1. Empathy has been discussed in a lot of places as something journalists need more of, not less of, especially when interviewing sources. Are you saying that journalists shouldn’t be empathetic?
Journalists, like all human beings, absolutely should be empathetic when interacting with people! There’s an important difference, though, between journalists’ behavior and the journalism they produce: journalism that solely appeals to empathy often falls short of its capacity to report accurately about marginalization and marginalized communities. Too often, empathy-drenched stories use marginalized people as “color” for a story without including their perspectives, too.
2. Solidarity sounds a lot like activism. I was told that journalism should steer clear of activism, except in activist publications.
As Nobel Peace Prize winner journalist Maria Ressa said, “Journalism is activism.” Whether journalism is engaging in activism to uphold the status quo or to change it, journalism is unavoidably a form of activism, and has never been a neutral endeavor.
Journalists regularly self-describe as seeking to “change the world” and seeking to “make the world a better place” through reporting. Activism isn’t at odds with journalism – it is at the heart of journalism that matters.
Hear from Anoa Changa, whose reporting exemplifies solidarity reporting.
3. I report on marginalization, but I can’t claim to know about all forms of marginalization. I try to stay apprised of everything, but of course there’s always something I haven’t yet learned about. Should I focus my reporting on issues that I know a lot about? Isn’t that rather narrow?
Solidarity reporting doesn’t mean that a journalist knows everything in advance – instead, solidarity reporting encourages journalists to do what they do best: seek out sources who know. When deciding what to cover, here’s a helpful set of questions to consider: “Is a group of people’s dignity at stake? Is their basic humanity being called into question or disrespected? Who is experiencing this? What do they say about it? How long have they been experiencing this? Why hasn’t it been resolved? Who might have insight into why this is happening?”
4. Journalists are already frequently attacked by readers, politicians, and critics who view their reporting as too politicized. If our readers are asking for neutral reporting, why would we give them solidarity reporting?
No reporting is neutral. Whether you’re republishing the mayor’s speech or amplifying protestors’ demands, all reporting involves judgments. Frustration and dissatisfaction with news reporting is not going away, but it does open up space for news organizations to reflect and reassess how they report.
5. I would love to do more solidarity reporting, but my editor is never going to agree. Even using the word “solidarity” might even get me fired.

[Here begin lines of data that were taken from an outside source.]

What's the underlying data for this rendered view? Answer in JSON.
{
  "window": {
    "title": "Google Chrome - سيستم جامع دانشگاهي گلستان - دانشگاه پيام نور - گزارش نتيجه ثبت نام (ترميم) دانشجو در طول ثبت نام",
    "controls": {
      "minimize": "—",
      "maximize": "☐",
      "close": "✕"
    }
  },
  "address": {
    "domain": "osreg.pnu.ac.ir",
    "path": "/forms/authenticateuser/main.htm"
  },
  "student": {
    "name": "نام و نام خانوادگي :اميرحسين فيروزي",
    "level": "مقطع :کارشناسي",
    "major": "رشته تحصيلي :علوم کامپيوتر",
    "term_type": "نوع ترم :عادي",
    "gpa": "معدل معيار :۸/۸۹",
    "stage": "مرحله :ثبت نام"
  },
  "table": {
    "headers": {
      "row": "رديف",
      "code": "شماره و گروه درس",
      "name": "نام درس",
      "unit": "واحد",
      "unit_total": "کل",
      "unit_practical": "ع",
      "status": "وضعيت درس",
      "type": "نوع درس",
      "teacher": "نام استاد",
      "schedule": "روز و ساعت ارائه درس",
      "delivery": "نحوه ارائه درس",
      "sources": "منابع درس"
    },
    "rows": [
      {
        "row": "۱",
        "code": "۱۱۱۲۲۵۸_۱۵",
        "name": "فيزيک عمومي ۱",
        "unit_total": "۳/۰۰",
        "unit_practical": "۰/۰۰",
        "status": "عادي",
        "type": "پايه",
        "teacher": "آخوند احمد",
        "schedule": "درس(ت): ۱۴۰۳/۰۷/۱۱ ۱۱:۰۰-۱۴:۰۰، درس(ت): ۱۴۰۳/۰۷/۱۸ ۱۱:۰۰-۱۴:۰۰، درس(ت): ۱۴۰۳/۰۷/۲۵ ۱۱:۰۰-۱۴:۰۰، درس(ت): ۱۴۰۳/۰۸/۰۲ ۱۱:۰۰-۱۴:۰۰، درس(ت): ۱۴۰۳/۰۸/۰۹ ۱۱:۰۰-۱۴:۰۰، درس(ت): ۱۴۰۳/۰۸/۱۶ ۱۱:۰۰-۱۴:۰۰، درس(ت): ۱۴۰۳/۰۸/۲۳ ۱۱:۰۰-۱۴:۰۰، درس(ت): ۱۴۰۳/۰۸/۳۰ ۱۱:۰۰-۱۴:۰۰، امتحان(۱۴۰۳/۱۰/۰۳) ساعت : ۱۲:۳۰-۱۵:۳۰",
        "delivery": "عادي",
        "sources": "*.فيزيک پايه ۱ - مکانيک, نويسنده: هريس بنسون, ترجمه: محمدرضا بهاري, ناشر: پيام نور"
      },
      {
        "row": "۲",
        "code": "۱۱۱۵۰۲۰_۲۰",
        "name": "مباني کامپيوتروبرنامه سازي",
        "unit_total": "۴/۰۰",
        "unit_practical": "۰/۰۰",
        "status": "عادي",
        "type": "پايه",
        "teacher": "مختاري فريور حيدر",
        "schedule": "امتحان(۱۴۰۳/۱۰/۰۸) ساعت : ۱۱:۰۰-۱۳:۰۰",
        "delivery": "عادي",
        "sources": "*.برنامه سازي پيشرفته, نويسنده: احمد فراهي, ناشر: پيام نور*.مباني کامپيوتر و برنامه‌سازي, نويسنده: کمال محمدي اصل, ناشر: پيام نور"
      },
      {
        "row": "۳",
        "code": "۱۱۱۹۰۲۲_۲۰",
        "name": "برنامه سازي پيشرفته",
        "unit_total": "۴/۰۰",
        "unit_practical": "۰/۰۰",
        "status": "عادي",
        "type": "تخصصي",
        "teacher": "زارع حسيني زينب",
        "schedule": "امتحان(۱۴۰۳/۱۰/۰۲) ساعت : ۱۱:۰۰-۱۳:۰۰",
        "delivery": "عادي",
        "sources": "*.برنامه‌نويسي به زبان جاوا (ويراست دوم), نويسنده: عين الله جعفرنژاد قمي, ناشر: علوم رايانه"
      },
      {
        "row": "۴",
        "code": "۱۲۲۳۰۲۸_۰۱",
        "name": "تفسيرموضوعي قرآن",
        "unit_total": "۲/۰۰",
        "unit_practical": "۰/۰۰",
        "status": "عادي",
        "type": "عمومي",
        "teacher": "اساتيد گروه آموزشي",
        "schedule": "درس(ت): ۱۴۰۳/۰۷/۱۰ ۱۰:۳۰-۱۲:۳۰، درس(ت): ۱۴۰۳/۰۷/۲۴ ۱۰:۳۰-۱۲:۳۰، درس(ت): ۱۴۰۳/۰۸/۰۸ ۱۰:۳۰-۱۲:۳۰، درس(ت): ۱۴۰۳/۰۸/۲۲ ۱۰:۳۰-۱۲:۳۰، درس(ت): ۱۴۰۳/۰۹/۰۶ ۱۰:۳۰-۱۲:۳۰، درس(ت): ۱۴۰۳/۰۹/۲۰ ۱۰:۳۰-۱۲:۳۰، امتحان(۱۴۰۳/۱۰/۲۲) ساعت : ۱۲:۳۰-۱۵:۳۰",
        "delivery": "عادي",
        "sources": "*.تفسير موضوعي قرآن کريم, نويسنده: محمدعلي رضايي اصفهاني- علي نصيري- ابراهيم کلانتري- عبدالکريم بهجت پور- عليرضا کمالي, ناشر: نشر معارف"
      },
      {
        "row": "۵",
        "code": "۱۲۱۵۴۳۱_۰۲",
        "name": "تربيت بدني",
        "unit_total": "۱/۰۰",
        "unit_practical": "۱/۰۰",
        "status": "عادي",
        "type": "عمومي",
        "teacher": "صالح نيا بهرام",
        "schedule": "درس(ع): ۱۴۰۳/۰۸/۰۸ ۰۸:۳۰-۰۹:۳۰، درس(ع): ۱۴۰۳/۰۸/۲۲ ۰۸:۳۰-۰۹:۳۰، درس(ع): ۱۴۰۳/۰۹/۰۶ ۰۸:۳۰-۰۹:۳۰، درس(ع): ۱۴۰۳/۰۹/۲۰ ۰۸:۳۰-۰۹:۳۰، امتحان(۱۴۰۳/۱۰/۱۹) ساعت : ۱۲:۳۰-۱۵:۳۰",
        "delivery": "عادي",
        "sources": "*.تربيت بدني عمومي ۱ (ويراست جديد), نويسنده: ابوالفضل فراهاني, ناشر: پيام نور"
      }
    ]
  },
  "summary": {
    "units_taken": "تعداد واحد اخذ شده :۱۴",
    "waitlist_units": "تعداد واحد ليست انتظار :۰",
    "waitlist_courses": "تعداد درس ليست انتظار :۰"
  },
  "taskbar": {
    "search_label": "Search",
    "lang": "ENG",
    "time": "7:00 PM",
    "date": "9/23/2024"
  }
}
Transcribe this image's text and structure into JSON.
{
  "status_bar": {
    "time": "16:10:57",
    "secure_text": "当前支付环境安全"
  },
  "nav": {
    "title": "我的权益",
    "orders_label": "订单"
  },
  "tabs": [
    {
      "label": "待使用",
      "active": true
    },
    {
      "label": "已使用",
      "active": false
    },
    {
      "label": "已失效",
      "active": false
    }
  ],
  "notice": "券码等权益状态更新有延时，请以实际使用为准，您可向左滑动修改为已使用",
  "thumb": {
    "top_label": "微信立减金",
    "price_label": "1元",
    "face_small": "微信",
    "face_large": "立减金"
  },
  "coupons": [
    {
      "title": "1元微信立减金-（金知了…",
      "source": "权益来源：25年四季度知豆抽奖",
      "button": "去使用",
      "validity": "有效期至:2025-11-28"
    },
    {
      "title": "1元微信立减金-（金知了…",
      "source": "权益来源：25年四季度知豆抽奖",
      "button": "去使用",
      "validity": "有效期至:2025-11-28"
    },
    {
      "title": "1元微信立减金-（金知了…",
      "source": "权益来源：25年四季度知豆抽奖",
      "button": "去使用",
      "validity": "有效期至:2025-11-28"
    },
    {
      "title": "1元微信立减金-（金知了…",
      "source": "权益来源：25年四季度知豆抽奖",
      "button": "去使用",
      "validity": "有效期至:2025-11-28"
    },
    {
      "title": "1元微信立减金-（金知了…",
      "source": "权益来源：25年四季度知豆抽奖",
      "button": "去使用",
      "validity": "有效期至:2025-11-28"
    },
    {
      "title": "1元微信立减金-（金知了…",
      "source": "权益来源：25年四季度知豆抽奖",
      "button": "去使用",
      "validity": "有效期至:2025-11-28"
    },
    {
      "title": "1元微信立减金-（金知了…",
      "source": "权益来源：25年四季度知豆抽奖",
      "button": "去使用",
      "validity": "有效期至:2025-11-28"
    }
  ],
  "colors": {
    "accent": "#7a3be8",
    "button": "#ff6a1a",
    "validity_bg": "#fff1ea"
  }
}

At the same time, I recognize how regular quoting practices amplify people who have institutional power while further marginalizing those who do not – which is not why I got into journalism. What would you suggest I do?
Try emphasizing accuracy in your conversations with your editor. Is it accurate to only quote people with official titles talking about marginalization, without including people experiencing marginalization? Is it rigorous reporting to rely on officials to provide the whole story? Try to offer specific reasons a source, frame, or hook is more accurate than the “standard” version would be.
Also, it’s worth keeping in mind that one-sided stories are rarely held up as glowing examples of strong reporting – while solidarity reporting receives journalism prizes for impact and public service.